Exceptionally Strong Growth of US Bank Deposits

posted by Tim Congdon on April 6, 2020 - 12:00am

We have another week of data on the US commercial banks’ assets and liabilities. Deposits rose by 2.6% in the week to 25th March, after a (revised) increase of 2.2% in the previous week. The increase in the fortnight to 25th March may have been the highest ever in such a short period of time. The implied annualised rate of increase was not much less than 250%.
In the attached note I discuss the macro background and prospect for money growth in the rest of 2020. April will see record Treasury bill issuance in the USA, with a very high proportion of the bills being taken up by the banking system (i.e., the Fed as well as the commercial banks). Because of the way that the American statisticians prepare monthly money data (with an average of weekly dates), it seems plausible to me that broad money/bank deposits will rise in April by 4% - 5%. (To clarify, this is a rise in one month. It is not the annual rate applicable to the month of April 2020.) I reiterate my view that 2020 may see the highest increase in the broadly-defined quantity of money in the USA in peacetime, and more generally, the policy response to the coronavirus pandemic will be followed by an inflationary boom. 

Let me emphasize that this is not necessarily a criticism of policy-makers, although I do wonder if they understand what they are doing. Politicians have given priority to lives over livelihoods, which is to be expected in a democracy. Once that had been done, I don’t think central bankers, public debt managers and financial regulators had much choice. They couldn’t obstruct governments determined to save lives.

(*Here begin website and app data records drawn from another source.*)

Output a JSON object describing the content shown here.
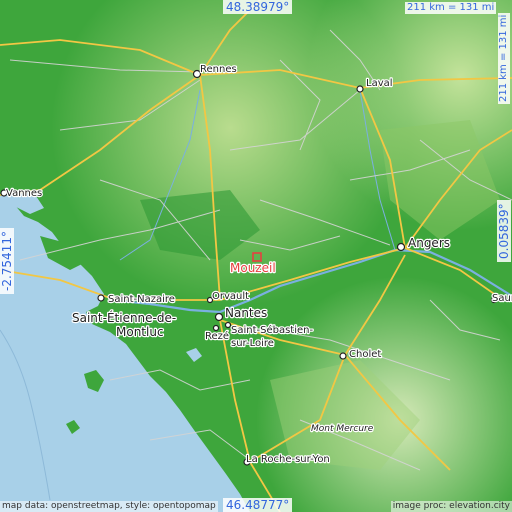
{
  "coords": {
    "top": "48.38979°",
    "bottom": "46.48777°",
    "left": "-2.75411°",
    "right": "0.05839°"
  },
  "scale": {
    "horizontal": "211 km = 131 mi",
    "vertical": "211 km = 131 mi"
  },
  "highlight": {
    "name": "Mouzeil",
    "color": "#e84040"
  },
  "places": [
    {
      "name": "Rennes"
    },
    {
      "name": "Laval"
    },
    {
      "name": "Vannes"
    },
    {
      "name": "Angers"
    },
    {
      "name": "Saint-Nazaire"
    },
    {
      "name": "Saint-Étienne-de-"
    },
    {
      "name": "Montluc"
    },
    {
      "name": "Orvault"
    },
    {
      "name": "Nantes"
    },
    {
      "name": "Rezé"
    },
    {
      "name": "Saint-Sébastien-"
    },
    {
      "name": "sur-Loire"
    },
    {
      "name": "Cholet"
    },
    {
      "name": "Mont Mercure"
    },
    {
      "name": "La Roche-sur-Yon"
    },
    {
      "name": "Saur"
    }
  ],
  "credits": {
    "left": "map data: openstreetmap, style: opentopomap",
    "right": "image proc: elevation.city"
  },
  "colors": {
    "sea": "#a8d0e8",
    "lowland": "#3aa63a",
    "upland": "#a6d27a",
    "road_major": "#f2c744",
    "road_minor": "#cfcfcf",
    "river": "#7ab0e0"
  }
}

I am sometimes criticised for taking a too mechanical view of the relationship between changes in the quantity of money and changes in nominal GDP. My critics say that the velocity of circulation of money “goes all over the place”, or something of the sort. Above is a histogram of changes in the velocity of circulation of M3 in the USA going back to 1959. The series does not rule out the possibility that it is normally distributed, according to the Kolgomorov-Smirnoff test. Large changes in velocity do occur, but they are unusual; they tend to be ironed out over the medium term. (The middle quarters of 2020 will of course see a collapse in velocity, but next year and 2022 will see it return towards the 2019 level.) I leave the reader to make up his or her mind about whether we should be concerned, for the world’s largest economy, about the possible inflationary sequel to an annual money growth rate in the 15% - 20% band.
Andrew Bailey, governor of the Bank of England, has joined the debate with an article in the Financial Times. He is rightly determined to maintain public confidence in UK monetary policy. But there is not a single reference in his article to the quantity of money. In my career as an economic analyst, I have commented on a succession of Bank governors. Bailey needs to be told – like his predecessors – that the rate of increase in the UK price level depends on the rate of increase in the quantity of money relative to the rate of increase in the quantity of goods and services. I will be surprised if the current mix of policies is not accompanied, over the next few months, by an annual increase in M4x into the double digits; I will also be surprised if that does not lead to an inflation rate closer to 10% than we have seen for many years. We don’t yet know what the medium-term consequences will be. The high “inflation rate” may be a misnomer. The shock may be viewed as a one-off increase in the price level rather than as the onset of a more persistent inflationary malaise, with little effect on inflation expectations. I hope so. But – despite the anti-quantity-theory attitudes of its officials, particularly its deputy governors – the Bank of England will have to pay attention to money growth trends.